Do you wish to slim down in a healthful manner? Then, you should start eating a lot more protein-rich foods. The high protein content of toor dal prevents you from getting hungry too soon after eating. Dietary fibre and foods with a low glycemic index are beneficial for weight loss because they make you feel full on fewer calories. In addition, because it has so little calories and saturated fat, toor dal is an excellent choice for those trying to watch their weight.


Good for diabetics

Since arhar dal has a glycemic index of 29, toor dal is an essential addition to the diet of diabetics. Toor dal improves metabolism and provides a continuous supply of energy since it is rich in complex carbohydrates and dietary fibre. Low glycemic index foods prevent hunger pangs, slow digestion, and moderate glucose and insulin responses.


Improves the Body's Defences

Toor dal's high magnesium content makes it a great food for strengthening the immune system and warding off illness. Magnesium is an essential mineral that improves one's physical and mental health and is involved in more than 300 different metabolic processes in the human body.


Improves Cardiac Condition

Toor dal is an excellent source of protein for people with heart conditions because it has zero saturated fats. While the high concentration of dietary fibres and niacin works to raise good HDL cholesterol and lower harmful LDL cholesterol. Plaque buildup in the arteries can be avoided in this way, which benefits cardiac muscle performance and overall heart health.


Strengthens Bones

The high levels of calcium, phosphorus, and magnesium in pigeon peas help develop healthy bones in young children. In addition, it reduces the risk of osteoporosis by restoring healthy bone density in the elderly.



How to cook toor dal or yellow pigeon peas?

Although toor dal contains many beneficial nutrients, it also has certain harmful consequences due to its high levels of phytic acid.

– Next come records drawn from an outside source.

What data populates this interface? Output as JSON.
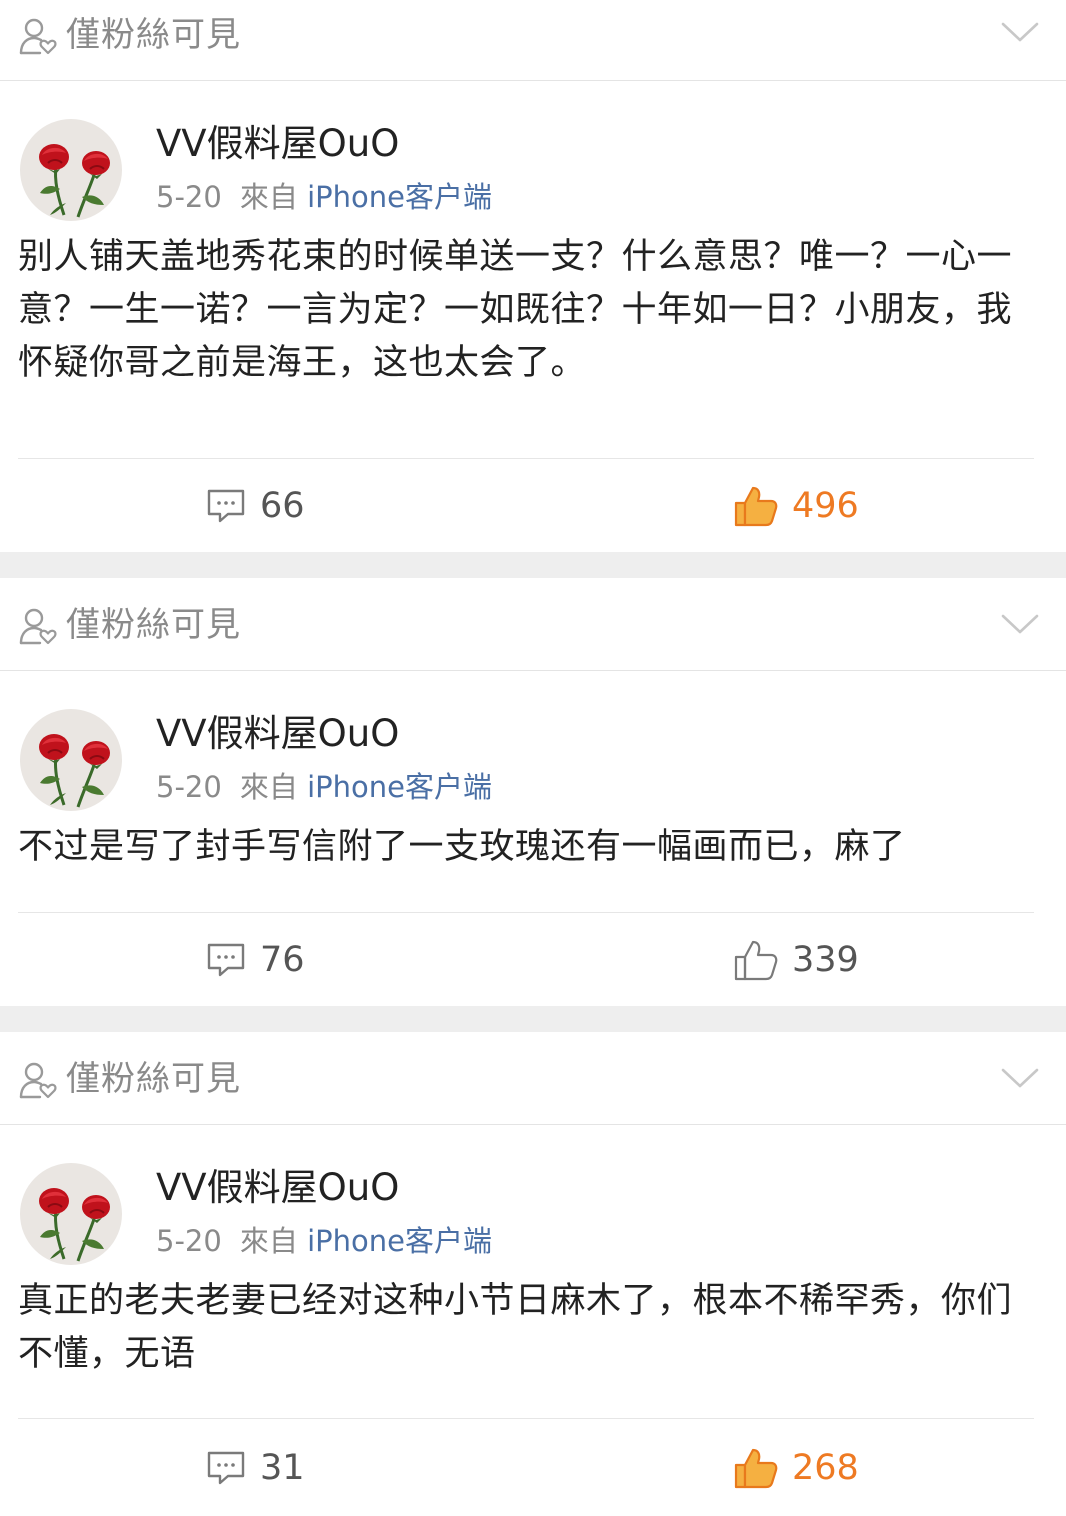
{
  "colors": {
    "like_active": "#ee7a23",
    "meta_link": "#4a6fa5",
    "muted": "#8a8a8a",
    "divider_band": "#eeeeee"
  },
  "posts": [
    {
      "visibility_label": "僅粉絲可見",
      "author": "VV假料屋OuO",
      "date": "5-20",
      "source_prefix": "來自",
      "source_client": "iPhone客户端",
      "text": "别人铺天盖地秀花束的时候单送一支？什么意思？唯一？一心一意？一生一诺？一言为定？一如既往？十年如一日？小朋友，我怀疑你哥之前是海王，这也太会了。",
      "comments": "66",
      "likes": "496",
      "liked": true,
      "icons": [
        "person-heart-icon",
        "chevron-down-icon",
        "comment-icon",
        "thumbs-up-icon"
      ]
    },
    {
      "visibility_label": "僅粉絲可見",
      "author": "VV假料屋OuO",
      "date": "5-20",
      "source_prefix": "來自",
      "source_client": "iPhone客户端",
      "text": "不过是写了封手写信附了一支玫瑰还有一幅画而已，麻了",
      "comments": "76",
      "likes": "339",
      "liked": false,
      "icons": [
        "person-heart-icon",
        "chevron-down-icon",
        "comment-icon",
        "thumbs-up-icon"
      ]
    },
    {
      "visibility_label": "僅粉絲可見",
      "author": "VV假料屋OuO",
      "date": "5-20",
      "source_prefix": "來自",
      "source_client": "iPhone客户端",
      "text": "真正的老夫老妻已经对这种小节日麻木了，根本不稀罕秀，你们不懂，无语",
      "comments": "31",
      "likes": "268",
      "liked": true,
      "icons": [
        "person-heart-icon",
        "chevron-down-icon",
        "comment-icon",
        "thumbs-up-icon"
      ]
    }
  ]
}
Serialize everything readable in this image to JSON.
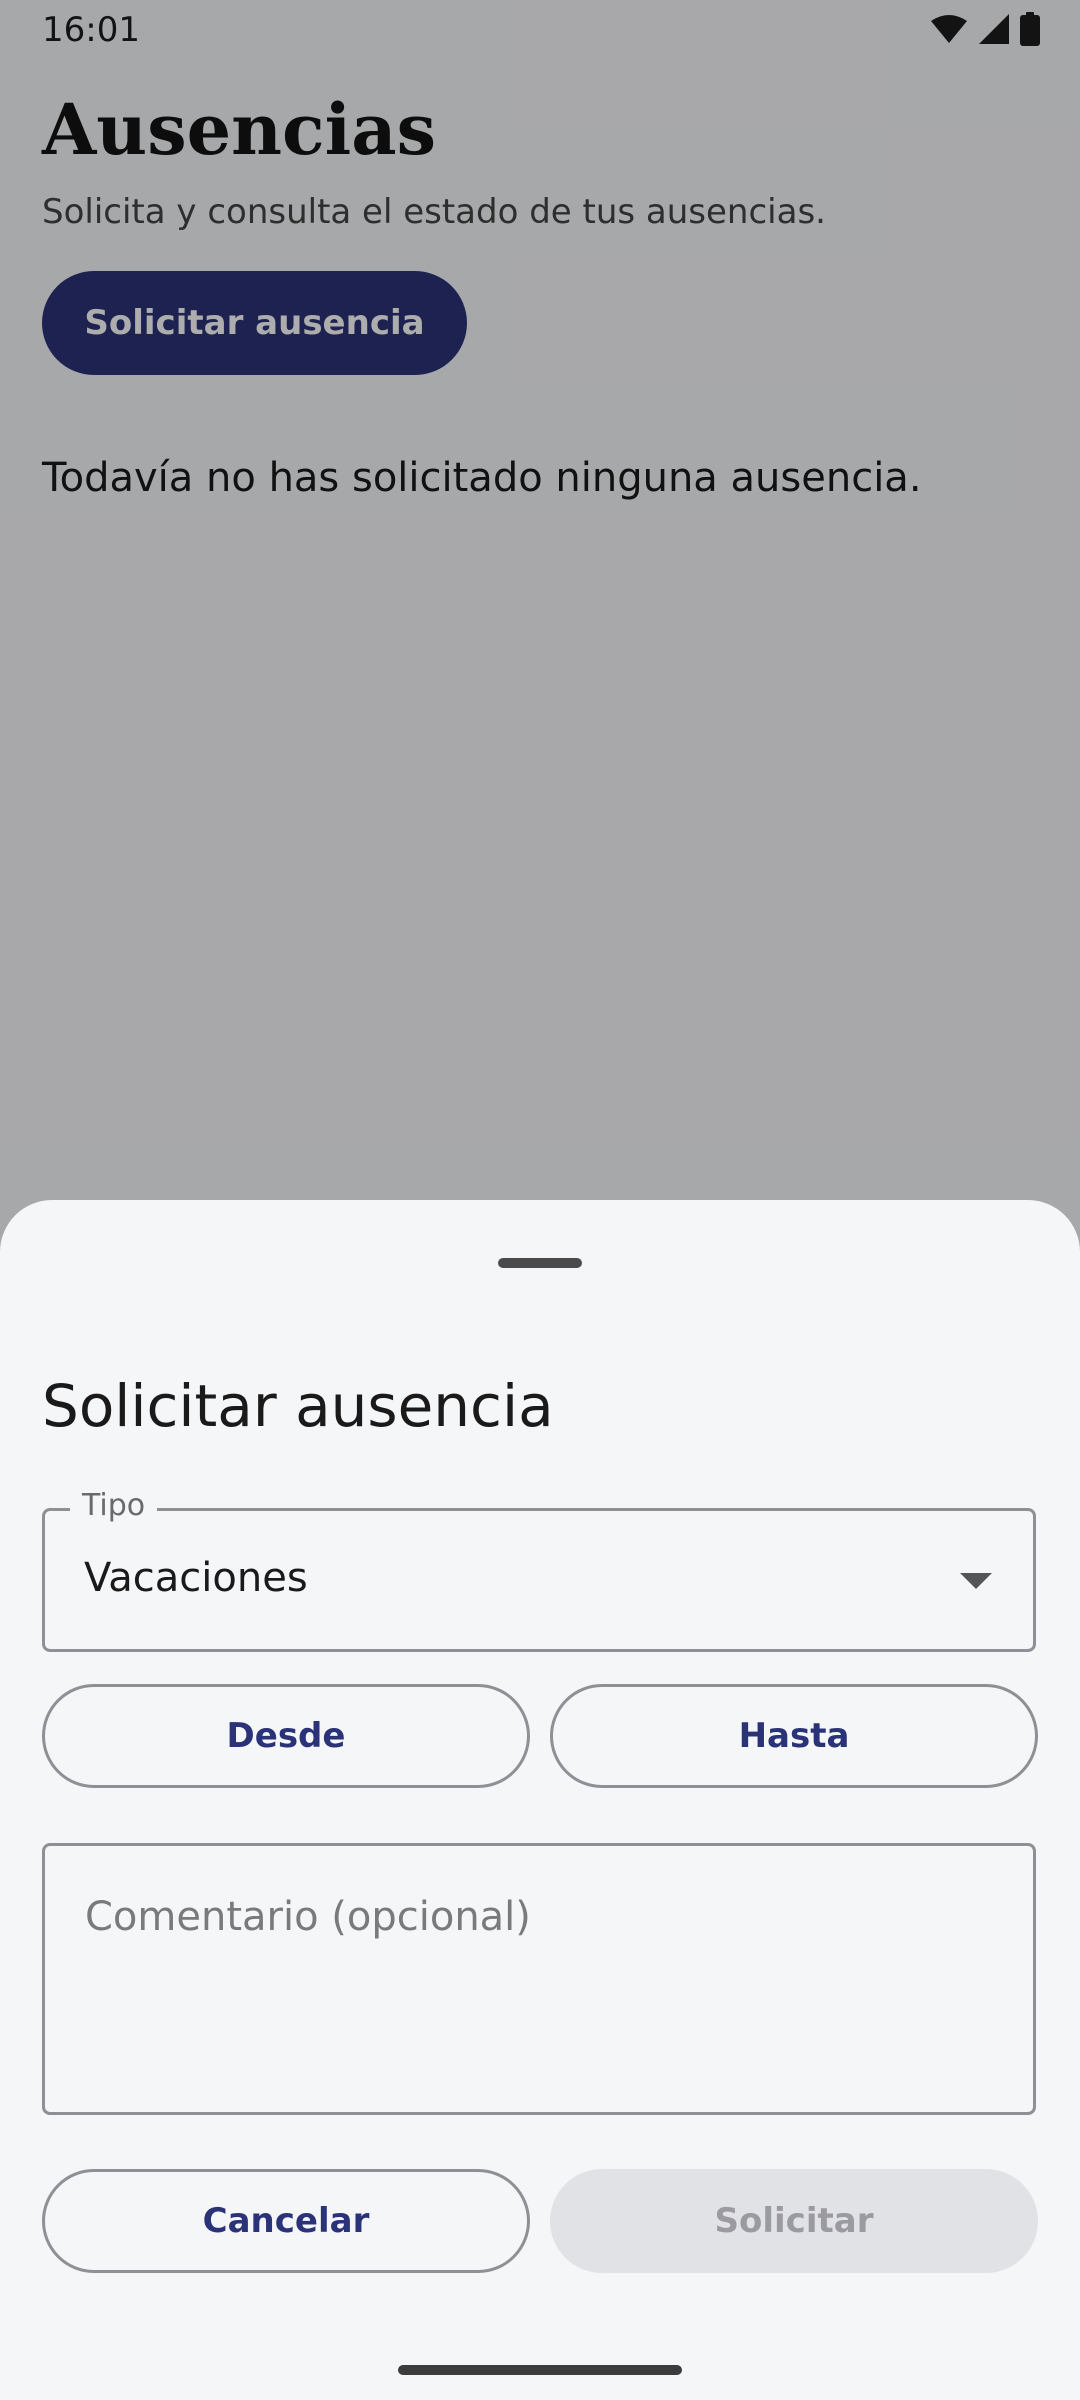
{
  "status_bar": {
    "time": "16:01"
  },
  "page": {
    "title": "Ausencias",
    "subtitle": "Solicita y consulta el estado de tus ausencias.",
    "request_button_label": "Solicitar ausencia",
    "empty_message": "Todavía no has solicitado ninguna ausencia."
  },
  "sheet": {
    "title": "Solicitar ausencia",
    "type_field": {
      "label": "Tipo",
      "value": "Vacaciones"
    },
    "from_button_label": "Desde",
    "to_button_label": "Hasta",
    "comment_placeholder": "Comentario (opcional)",
    "cancel_label": "Cancelar",
    "submit_label": "Solicitar"
  },
  "colors": {
    "primary": "#2b3378",
    "scrim": "rgba(0,0,0,0.32)",
    "disabled_bg": "#e1e2e6"
  },
  "icons": [
    "wifi-icon",
    "signal-icon",
    "battery-icon",
    "dropdown-arrow-icon"
  ]
}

Lentils are high in phytate and trypsin inhibitors; trypsin is an enzyme that aids in protein digestion, and phytate decreases the bioavailability of minerals.


However, phytate levels can be greatly reduced and nutritional availability improved by soaking lentils overnight or for 2-3 hours in warm water.


Toor dal needs to be washed and soaked in warm water overnight.


Put the dal that has been soaking in water and some salt into a pressure cooker. Cook under pressure for 3–4 whistles, or until tender.



Should yellow pigeon peas be pre-soaked?

Toor dal, like other dals, does require soaking, however the time required varies. Whole pulses need to soak for 2 hours, but split dals just need 30 minutes. Because reducing the cooking time by soaking the ingredients first increases digestibility and enhances the flavour.



Is it difficult to digest yellow pigeon peas?

Raw toor dal might not be easy on the digestive system and could cause gas and bloating. Dal that has been soaked, boiled, or sprouted is significantly more digestible and offers additional health benefits.



Do yellow pigeon peas cause gas?

Toor dal contains oligosaccharides, a type of sugar that, when ingested in large quantities, can cause gas and bloating. But, better digestion and reduced gas sensations can be achieved by washing and soaking them before cooking.



Do yellow pigeon peas have a lot of protein?

When it comes to plant-based protein and fibre, toor dal really shines. Soup, dal, sambar, or a dish with other vegetables cooked with it are the finest ways to enjoy it.


Top Collections

Bengal Gram (Chana Dal)– Health Benefits, Uses and Important Facts

2 Items

Black Gram (Urad dal) - Health Benefits, Uses and Important Facts

2 Items

Red Lentils (Masoor Dal)– Health Benefits, Uses and Important Facts

2 Items

Tomato – Health Benefits, Uses and Important Facts

2 Items

Leave a comment

Please note, comments must be approved before they are published